━━━━━ Data provided
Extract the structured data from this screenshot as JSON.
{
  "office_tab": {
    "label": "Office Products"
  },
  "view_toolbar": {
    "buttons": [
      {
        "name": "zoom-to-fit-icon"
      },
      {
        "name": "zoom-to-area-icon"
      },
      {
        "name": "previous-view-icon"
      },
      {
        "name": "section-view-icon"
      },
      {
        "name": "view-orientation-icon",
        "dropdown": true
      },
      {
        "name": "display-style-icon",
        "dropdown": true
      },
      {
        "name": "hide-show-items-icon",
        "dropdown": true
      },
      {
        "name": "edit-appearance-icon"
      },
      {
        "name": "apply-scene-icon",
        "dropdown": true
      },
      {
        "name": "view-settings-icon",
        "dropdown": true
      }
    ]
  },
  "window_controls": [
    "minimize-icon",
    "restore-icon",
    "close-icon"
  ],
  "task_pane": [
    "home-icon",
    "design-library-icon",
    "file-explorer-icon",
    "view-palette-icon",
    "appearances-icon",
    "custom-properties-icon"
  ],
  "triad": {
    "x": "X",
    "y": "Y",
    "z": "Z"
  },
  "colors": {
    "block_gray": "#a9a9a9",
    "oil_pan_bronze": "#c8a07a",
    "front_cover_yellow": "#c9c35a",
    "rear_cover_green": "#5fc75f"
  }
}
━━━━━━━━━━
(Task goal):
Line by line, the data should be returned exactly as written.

(Written solution):
Extract the structured data from this screenshot as JSON.
{
  "office_tab": {
    "label": "Office Products"
  },
  "view_toolbar": {
    "buttons": [
      {
        "name": "zoom-to-fit-icon"
      },
      {
        "name": "zoom-to-area-icon"
      },
      {
        "name": "previous-view-icon"
      },
      {
        "name": "section-view-icon"
      },
      {
        "name": "view-orientation-icon",
        "dropdown": true
      },
      {
        "name": "display-style-icon",
        "dropdown": true
      },
      {
        "name": "hide-show-items-icon",
        "dropdown": true
      },
      {
        "name": "edit-appearance-icon"
      },
      {
        "name": "apply-scene-icon",
        "dropdown": true
      },
      {
        "name": "view-settings-icon",
        "dropdown": true
      }
    ]
  },
  "window_controls": [
    "minimize-icon",
    "restore-icon",
    "close-icon"
  ],
  "task_pane": [
    "home-icon",
    "design-library-icon",
    "file-explorer-icon",
    "view-palette-icon",
    "appearances-icon",
    "custom-properties-icon"
  ],
  "triad": {
    "x": "X",
    "y": "Y",
    "z": "Z"
  },
  "colors": {
    "block_gray": "#a9a9a9",
    "oil_pan_bronze": "#c8a07a",
    "front_cover_yellow": "#c9c35a",
    "rear_cover_green": "#5fc75f"
  }
}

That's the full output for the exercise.